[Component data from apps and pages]

++++++

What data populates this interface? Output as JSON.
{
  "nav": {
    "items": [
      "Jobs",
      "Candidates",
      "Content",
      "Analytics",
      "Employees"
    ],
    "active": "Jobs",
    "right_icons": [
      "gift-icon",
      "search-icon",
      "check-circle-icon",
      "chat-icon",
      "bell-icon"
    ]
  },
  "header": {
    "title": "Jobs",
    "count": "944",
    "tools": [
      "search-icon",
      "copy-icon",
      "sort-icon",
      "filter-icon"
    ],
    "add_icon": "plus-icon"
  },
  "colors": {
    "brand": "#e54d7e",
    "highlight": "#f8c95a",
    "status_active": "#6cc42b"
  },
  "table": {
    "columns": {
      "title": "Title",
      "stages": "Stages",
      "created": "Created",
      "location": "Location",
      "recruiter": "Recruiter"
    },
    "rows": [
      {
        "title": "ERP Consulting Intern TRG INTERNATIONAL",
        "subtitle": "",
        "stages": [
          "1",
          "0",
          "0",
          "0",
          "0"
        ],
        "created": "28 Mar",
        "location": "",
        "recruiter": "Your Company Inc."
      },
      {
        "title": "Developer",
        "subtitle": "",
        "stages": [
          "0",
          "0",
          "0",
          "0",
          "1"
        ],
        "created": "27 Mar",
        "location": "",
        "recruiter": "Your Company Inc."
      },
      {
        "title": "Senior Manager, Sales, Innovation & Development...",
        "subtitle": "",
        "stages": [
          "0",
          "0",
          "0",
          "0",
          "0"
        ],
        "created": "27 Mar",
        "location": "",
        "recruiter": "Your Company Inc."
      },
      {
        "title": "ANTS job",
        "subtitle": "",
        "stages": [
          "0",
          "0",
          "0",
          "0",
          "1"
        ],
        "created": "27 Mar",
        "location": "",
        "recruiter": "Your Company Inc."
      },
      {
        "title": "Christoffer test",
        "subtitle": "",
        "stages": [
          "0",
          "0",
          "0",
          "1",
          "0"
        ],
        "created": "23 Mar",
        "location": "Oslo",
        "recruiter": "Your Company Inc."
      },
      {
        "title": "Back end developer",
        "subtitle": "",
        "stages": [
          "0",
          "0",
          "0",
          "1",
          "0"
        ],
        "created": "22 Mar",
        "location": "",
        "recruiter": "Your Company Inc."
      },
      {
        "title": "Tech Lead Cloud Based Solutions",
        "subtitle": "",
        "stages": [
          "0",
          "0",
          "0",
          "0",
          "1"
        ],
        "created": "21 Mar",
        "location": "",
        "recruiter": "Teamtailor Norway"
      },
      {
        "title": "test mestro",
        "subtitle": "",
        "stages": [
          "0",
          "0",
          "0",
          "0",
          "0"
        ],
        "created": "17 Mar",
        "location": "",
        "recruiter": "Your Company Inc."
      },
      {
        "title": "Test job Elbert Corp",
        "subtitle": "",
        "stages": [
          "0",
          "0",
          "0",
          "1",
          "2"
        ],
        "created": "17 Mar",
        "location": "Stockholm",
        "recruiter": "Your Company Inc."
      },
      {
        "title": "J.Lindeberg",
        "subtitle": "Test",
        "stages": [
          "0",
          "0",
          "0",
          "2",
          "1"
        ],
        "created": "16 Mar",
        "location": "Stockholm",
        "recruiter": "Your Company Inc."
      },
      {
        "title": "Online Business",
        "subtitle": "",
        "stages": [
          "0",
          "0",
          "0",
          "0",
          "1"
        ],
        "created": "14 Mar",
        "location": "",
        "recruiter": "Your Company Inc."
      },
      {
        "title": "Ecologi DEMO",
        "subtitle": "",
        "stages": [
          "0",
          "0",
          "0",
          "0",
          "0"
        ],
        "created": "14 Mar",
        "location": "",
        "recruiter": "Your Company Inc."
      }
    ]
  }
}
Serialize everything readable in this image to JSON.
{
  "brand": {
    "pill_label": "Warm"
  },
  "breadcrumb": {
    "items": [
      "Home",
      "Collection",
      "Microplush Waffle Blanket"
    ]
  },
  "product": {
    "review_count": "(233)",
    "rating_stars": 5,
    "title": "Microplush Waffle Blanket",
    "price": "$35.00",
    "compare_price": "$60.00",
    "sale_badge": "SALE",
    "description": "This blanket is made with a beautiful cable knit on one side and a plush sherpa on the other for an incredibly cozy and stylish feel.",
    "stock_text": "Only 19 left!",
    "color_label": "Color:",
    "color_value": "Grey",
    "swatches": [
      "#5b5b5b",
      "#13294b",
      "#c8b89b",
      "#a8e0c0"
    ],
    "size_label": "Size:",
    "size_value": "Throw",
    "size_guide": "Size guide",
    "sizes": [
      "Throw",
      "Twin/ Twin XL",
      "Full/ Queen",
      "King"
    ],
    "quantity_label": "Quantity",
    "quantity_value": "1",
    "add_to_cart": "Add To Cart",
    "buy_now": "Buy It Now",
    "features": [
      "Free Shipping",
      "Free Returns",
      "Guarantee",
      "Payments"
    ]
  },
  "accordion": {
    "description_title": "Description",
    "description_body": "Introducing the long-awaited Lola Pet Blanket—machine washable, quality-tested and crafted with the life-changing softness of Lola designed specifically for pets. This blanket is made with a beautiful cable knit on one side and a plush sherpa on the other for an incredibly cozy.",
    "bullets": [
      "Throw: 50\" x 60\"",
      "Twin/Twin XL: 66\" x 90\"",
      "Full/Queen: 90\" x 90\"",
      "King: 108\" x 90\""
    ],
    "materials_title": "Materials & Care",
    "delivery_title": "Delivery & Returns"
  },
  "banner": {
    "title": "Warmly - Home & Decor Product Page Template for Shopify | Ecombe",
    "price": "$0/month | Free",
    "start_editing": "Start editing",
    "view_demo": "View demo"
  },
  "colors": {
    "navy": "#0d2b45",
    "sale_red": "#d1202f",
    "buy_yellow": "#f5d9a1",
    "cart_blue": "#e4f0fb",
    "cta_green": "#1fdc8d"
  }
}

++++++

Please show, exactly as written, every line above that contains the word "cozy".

    "description": "This blanket is made with a beautiful cable knit on one side and a plush sherpa on the other for an incredibly cozy and stylish feel.",
    "description_body": "Introducing the long-awaited Lola Pet Blanket—machine washable, quality-tested and crafted with the life-changing softness of Lola designed specifically for pets. This blanket is made with a beautiful cable knit on one side and a plush sherpa on the other for an incredibly cozy.",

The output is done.